§ **Data records for software interfaces**:
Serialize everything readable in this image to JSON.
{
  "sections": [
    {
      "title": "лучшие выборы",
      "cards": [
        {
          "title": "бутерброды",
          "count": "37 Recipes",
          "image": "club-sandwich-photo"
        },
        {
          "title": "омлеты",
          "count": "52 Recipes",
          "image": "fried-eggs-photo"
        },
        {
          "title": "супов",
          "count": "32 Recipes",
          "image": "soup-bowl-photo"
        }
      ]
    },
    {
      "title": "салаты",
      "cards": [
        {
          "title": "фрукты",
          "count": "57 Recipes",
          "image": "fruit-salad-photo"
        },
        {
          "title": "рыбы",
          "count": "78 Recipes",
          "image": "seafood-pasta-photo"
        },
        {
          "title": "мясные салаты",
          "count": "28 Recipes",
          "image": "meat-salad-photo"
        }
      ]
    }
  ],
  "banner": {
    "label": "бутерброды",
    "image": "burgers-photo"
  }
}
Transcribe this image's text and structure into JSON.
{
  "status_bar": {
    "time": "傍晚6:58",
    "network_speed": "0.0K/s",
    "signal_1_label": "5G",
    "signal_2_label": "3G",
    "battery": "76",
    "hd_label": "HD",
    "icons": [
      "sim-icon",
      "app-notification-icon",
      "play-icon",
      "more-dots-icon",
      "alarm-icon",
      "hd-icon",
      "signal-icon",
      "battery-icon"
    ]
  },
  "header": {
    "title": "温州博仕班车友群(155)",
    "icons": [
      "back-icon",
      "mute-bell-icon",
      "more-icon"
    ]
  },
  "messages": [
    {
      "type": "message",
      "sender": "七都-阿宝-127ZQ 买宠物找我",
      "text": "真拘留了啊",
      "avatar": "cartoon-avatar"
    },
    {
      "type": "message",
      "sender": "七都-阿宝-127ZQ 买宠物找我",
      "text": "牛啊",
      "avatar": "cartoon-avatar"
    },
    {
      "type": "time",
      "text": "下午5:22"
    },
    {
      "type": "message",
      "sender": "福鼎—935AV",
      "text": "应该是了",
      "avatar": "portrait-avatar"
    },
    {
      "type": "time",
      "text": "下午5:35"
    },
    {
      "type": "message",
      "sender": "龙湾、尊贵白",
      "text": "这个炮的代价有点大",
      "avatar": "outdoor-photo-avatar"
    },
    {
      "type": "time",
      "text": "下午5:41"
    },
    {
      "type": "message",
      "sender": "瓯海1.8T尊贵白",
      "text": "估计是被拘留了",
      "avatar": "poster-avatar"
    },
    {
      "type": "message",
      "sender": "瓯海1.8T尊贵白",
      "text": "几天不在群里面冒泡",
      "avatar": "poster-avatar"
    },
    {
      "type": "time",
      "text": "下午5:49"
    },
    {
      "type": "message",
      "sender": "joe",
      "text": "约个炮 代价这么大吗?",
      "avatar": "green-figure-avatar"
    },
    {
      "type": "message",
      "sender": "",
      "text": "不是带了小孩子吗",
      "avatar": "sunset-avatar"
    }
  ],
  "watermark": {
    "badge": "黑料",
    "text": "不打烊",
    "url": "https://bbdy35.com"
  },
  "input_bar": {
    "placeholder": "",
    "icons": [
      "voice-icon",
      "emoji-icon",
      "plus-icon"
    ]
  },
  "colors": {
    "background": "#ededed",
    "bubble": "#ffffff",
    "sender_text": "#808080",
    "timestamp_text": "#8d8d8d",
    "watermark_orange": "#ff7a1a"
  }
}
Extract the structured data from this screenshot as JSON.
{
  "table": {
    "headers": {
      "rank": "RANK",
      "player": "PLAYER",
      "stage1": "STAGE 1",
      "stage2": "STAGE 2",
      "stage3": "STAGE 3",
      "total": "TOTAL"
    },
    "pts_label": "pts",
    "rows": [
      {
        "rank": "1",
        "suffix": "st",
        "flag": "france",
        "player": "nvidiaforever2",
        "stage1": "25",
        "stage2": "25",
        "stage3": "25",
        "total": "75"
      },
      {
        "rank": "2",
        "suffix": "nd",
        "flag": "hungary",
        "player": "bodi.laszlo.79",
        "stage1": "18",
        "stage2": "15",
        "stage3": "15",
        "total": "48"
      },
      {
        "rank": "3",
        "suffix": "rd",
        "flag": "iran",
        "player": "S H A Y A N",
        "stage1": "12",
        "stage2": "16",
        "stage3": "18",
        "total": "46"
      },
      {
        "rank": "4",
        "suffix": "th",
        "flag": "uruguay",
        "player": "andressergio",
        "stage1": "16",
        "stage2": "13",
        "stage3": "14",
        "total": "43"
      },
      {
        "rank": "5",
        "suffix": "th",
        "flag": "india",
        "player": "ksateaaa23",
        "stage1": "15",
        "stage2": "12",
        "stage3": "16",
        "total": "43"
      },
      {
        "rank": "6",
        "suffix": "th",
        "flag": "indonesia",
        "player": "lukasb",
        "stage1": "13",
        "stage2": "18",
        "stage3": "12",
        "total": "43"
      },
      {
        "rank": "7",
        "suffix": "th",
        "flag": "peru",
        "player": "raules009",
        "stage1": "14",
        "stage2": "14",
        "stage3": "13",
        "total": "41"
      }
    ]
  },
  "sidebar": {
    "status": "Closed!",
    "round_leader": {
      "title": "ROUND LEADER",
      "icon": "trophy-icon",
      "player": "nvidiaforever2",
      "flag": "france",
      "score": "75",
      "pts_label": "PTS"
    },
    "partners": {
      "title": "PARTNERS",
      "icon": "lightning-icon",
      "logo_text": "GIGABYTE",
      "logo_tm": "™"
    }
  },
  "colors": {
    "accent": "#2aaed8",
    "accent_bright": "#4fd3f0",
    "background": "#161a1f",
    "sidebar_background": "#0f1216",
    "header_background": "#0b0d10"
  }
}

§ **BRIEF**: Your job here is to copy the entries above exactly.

§ **EXERCISE ANSWER**:
Serialize everything readable in this image to JSON.
{
  "sections": [
    {
      "title": "лучшие выборы",
      "cards": [
        {
          "title": "бутерброды",
          "count": "37 Recipes",
          "image": "club-sandwich-photo"
        },
        {
          "title": "омлеты",
          "count": "52 Recipes",
          "image": "fried-eggs-photo"
        },
        {
          "title": "супов",
          "count": "32 Recipes",
          "image": "soup-bowl-photo"
        }
      ]
    },
    {
      "title": "салаты",
      "cards": [
        {
          "title": "фрукты",
          "count": "57 Recipes",
          "image": "fruit-salad-photo"
        },
        {
          "title": "рыбы",
          "count": "78 Recipes",
          "image": "seafood-pasta-photo"
        },
        {
          "title": "мясные салаты",
          "count": "28 Recipes",
          "image": "meat-salad-photo"
        }
      ]
    }
  ],
  "banner": {
    "label": "бутерброды",
    "image": "burgers-photo"
  }
}
Transcribe this image's text and structure into JSON.
{
  "status_bar": {
    "time": "傍晚6:58",
    "network_speed": "0.0K/s",
    "signal_1_label": "5G",
    "signal_2_label": "3G",
    "battery": "76",
    "hd_label": "HD",
    "icons": [
      "sim-icon",
      "app-notification-icon",
      "play-icon",
      "more-dots-icon",
      "alarm-icon",
      "hd-icon",
      "signal-icon",
      "battery-icon"
    ]
  },
  "header": {
    "title": "温州博仕班车友群(155)",
    "icons": [
      "back-icon",
      "mute-bell-icon",
      "more-icon"
    ]
  },
  "messages": [
    {
      "type": "message",
      "sender": "七都-阿宝-127ZQ 买宠物找我",
      "text": "真拘留了啊",
      "avatar": "cartoon-avatar"
    },
    {
      "type": "message",
      "sender": "七都-阿宝-127ZQ 买宠物找我",
      "text": "牛啊",
      "avatar": "cartoon-avatar"
    },
    {
      "type": "time",
      "text": "下午5:22"
    },
    {
      "type": "message",
      "sender": "福鼎—935AV",
      "text": "应该是了",
      "avatar": "portrait-avatar"
    },
    {
      "type": "time",
      "text": "下午5:35"
    },
    {
      "type": "message",
      "sender": "龙湾、尊贵白",
      "text": "这个炮的代价有点大",
      "avatar": "outdoor-photo-avatar"
    },
    {
      "type": "time",
      "text": "下午5:41"
    },
    {
      "type": "message",
      "sender": "瓯海1.8T尊贵白",
      "text": "估计是被拘留了",
      "avatar": "poster-avatar"
    },
    {
      "type": "message",
      "sender": "瓯海1.8T尊贵白",
      "text": "几天不在群里面冒泡",
      "avatar": "poster-avatar"
    },
    {
      "type": "time",
      "text": "下午5:49"
    },
    {
      "type": "message",
      "sender": "joe",
      "text": "约个炮 代价这么大吗?",
      "avatar": "green-figure-avatar"
    },
    {
      "type": "message",
      "sender": "",
      "text": "不是带了小孩子吗",
      "avatar": "sunset-avatar"
    }
  ],
  "watermark": {
    "badge": "黑料",
    "text": "不打烊",
    "url": "https://bbdy35.com"
  },
  "input_bar": {
    "placeholder": "",
    "icons": [
      "voice-icon",
      "emoji-icon",
      "plus-icon"
    ]
  },
  "colors": {
    "background": "#ededed",
    "bubble": "#ffffff",
    "sender_text": "#808080",
    "timestamp_text": "#8d8d8d",
    "watermark_orange": "#ff7a1a"
  }
}
Extract the structured data from this screenshot as JSON.
{
  "table": {
    "headers": {
      "rank": "RANK",
      "player": "PLAYER",
      "stage1": "STAGE 1",
      "stage2": "STAGE 2",
      "stage3": "STAGE 3",
      "total": "TOTAL"
    },
    "pts_label": "pts",
    "rows": [
      {
        "rank": "1",
        "suffix": "st",
        "flag": "france",
        "player": "nvidiaforever2",
        "stage1": "25",
        "stage2": "25",
        "stage3": "25",
        "total": "75"
      },
      {
        "rank": "2",
        "suffix": "nd",
        "flag": "hungary",
        "player": "bodi.laszlo.79",
        "stage1": "18",
        "stage2": "15",
        "stage3": "15",
        "total": "48"
      },
      {
        "rank": "3",
        "suffix": "rd",
        "flag": "iran",
        "player": "S H A Y A N",
        "stage1": "12",
        "stage2": "16",
        "stage3": "18",
        "total": "46"
      },
      {
        "rank": "4",
        "suffix": "th",
        "flag": "uruguay",
        "player": "andressergio",
        "stage1": "16",
        "stage2": "13",
        "stage3": "14",
        "total": "43"
      },
      {
        "rank": "5",
        "suffix": "th",
        "flag": "india",
        "player": "ksateaaa23",
        "stage1": "15",
        "stage2": "12",
        "stage3": "16",
        "total": "43"
      },
      {
        "rank": "6",
        "suffix": "th",
        "flag": "indonesia",
        "player": "lukasb",
        "stage1": "13",
        "stage2": "18",
        "stage3": "12",
        "total": "43"
      },
      {
        "rank": "7",
        "suffix": "th",
        "flag": "peru",
        "player": "raules009",
        "stage1": "14",
        "stage2": "14",
        "stage3": "13",
        "total": "41"
      }
    ]
  },
  "sidebar": {
    "status": "Closed!",
    "round_leader": {
      "title": "ROUND LEADER",
      "icon": "trophy-icon",
      "player": "nvidiaforever2",
      "flag": "france",
      "score": "75",
      "pts_label": "PTS"
    },
    "partners": {
      "title": "PARTNERS",
      "icon": "lightning-icon",
      "logo_text": "GIGABYTE",
      "logo_tm": "™"
    }
  },
  "colors": {
    "accent": "#2aaed8",
    "accent_bright": "#4fd3f0",
    "background": "#161a1f",
    "sidebar_background": "#0f1216",
    "header_background": "#0b0d10"
  }
}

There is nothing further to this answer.